If you’re a new collector it’s important to understand what you like. Spend as much time as possible looking at works and visiting museums and galleries; talk to and form relationships with galleries by attending exhibition openings. Collecting art ultimately comes down to your personal interests and your means but you don’t have to be rich to own an art collection - there are a plethora of galleries that deal with emerging artists in which you can spend anything from a few hundred to a few thousand pounds and there is enormous enjoyment and fulfilment to be had when buying work from unestablished artists. Some really great collections have been established by those who set aside part of their salaries each month to buy a piece of art. Your resources shouldn’t stop you getting involved.
Collecting in General:
- Spend time learning about art and individual artists instead of following the latest art trends or styles of the moment. Popularity does not insure an artist will go up in value over the years.
- Educating yourself about up and coming artists can help you purchase wonderful work that you can afford before it becomes inflated. While purchasing expensive pieces by already established artists is one method of collecting it's not necessarily the most profitable in the long term and certainly not the only way.
- Buy what you love. The artwork you purchase will be in your home for a long time. Make sure it will enhance your décor and add to your quality of life for years to come.
- There is no 'right' way to collect art. Each collector has their own method of purchasing art, and it can vary from buying bundles of art at one time to purchasing a select piece once every year or two or commissioning a favourite artist to create an individual work with personal meaning, etc. Find the style of collecting that best suits you and stick with that.
- Ask questions. A reputable art dealer or gallery should never hesitate to answer whatever questions you may have when considering the purchase of an artwork. Provenance, condition, artist information, and history are all aspects of the piece that are very important to its value and your enjoyment of the work.
- Meet with a professional corporate art consultant or gallery before making any costly purchases. An experienced professional will guide you in the right direction in terms of how many pieces to purchase, what style of work to include, where to install artwork, and any other crucial decisions.
- Identify a style of artwork that expresses your company’s overall image while complementing the existing office aesthetic. For example: If your company, business or establishment is a tech firm housed in a loft space with chrome fixtures and exposed duct work, contemporary abstract artwork may be the best match for you. In the reception area of an established law firm, decorated with dark woods and conservative lighting, traditional landscapes, portraiture or still life may be better suited for the space.

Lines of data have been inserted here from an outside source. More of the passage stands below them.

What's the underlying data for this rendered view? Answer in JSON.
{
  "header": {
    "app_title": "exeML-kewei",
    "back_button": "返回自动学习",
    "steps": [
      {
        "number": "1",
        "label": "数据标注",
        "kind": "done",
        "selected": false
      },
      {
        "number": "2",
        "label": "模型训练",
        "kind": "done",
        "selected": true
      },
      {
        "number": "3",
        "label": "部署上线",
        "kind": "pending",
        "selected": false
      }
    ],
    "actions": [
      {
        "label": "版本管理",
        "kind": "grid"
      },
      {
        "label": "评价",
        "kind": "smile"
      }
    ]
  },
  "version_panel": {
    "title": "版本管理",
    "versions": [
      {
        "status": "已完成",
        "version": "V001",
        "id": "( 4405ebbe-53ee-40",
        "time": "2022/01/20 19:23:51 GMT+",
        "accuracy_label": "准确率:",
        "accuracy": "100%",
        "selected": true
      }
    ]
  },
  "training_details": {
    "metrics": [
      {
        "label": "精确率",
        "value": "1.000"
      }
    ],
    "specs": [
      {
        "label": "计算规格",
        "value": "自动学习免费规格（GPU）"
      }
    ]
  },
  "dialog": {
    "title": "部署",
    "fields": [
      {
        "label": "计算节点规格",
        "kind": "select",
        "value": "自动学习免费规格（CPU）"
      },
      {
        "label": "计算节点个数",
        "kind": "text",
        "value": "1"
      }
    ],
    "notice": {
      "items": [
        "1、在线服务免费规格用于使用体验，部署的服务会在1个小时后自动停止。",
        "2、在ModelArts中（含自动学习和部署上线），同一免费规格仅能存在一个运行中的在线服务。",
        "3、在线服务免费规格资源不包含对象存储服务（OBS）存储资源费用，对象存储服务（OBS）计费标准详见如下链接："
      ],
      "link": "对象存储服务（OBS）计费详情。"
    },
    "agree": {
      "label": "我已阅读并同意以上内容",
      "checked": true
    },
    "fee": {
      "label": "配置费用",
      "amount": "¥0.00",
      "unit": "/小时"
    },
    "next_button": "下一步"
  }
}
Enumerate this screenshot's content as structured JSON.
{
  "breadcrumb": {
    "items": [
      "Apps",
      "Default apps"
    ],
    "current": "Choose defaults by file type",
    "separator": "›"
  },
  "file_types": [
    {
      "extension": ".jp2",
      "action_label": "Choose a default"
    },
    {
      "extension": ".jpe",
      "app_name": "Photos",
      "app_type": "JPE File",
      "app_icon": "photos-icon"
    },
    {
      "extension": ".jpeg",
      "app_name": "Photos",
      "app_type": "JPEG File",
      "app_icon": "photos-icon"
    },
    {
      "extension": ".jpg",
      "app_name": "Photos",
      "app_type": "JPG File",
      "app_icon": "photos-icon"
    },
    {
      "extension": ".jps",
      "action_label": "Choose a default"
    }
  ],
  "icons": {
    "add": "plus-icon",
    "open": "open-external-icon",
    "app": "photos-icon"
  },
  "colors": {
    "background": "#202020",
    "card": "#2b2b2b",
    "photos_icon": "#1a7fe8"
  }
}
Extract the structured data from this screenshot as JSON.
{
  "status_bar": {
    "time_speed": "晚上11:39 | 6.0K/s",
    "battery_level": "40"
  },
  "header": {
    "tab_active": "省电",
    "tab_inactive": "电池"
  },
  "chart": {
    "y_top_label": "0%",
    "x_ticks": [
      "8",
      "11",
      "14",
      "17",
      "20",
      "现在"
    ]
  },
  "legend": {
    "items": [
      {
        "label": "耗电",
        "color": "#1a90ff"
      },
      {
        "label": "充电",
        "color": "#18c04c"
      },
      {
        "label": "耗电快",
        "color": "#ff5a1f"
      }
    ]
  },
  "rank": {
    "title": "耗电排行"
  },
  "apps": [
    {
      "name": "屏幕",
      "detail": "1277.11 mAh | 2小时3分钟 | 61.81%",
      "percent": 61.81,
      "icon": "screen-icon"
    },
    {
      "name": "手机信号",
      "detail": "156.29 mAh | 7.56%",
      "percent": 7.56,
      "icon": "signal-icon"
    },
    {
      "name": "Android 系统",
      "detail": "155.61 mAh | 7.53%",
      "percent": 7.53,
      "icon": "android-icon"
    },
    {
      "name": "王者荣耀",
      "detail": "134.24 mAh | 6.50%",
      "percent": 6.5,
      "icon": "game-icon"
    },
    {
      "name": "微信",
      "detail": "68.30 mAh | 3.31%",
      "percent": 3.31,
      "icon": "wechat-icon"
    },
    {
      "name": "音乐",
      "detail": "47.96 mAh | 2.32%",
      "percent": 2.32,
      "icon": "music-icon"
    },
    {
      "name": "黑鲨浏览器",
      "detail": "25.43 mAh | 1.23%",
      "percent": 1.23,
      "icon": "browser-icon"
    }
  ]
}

- Support the local community. Many companies build their collection around a backbone of local artists. This shows clients, employees, and the city their loyalty and appreciation to the community and usually leads to some excellent opportunities for local and national publicity.
- Keep your clients in mind. The artwork a company displays sends a direct message to clients and will leave an impression. While you may like a particular piece, if the artwork you choose to display is offensive or confrontational, you run the risk of deterring the client.
- Keep track of details. Make sure to have an appointed employee or art consultant catalogue your artwork as it is purchased and update records as necessary. Careful record keeping of artwork details can prevent confusion in the future concerning damage, loss, and value.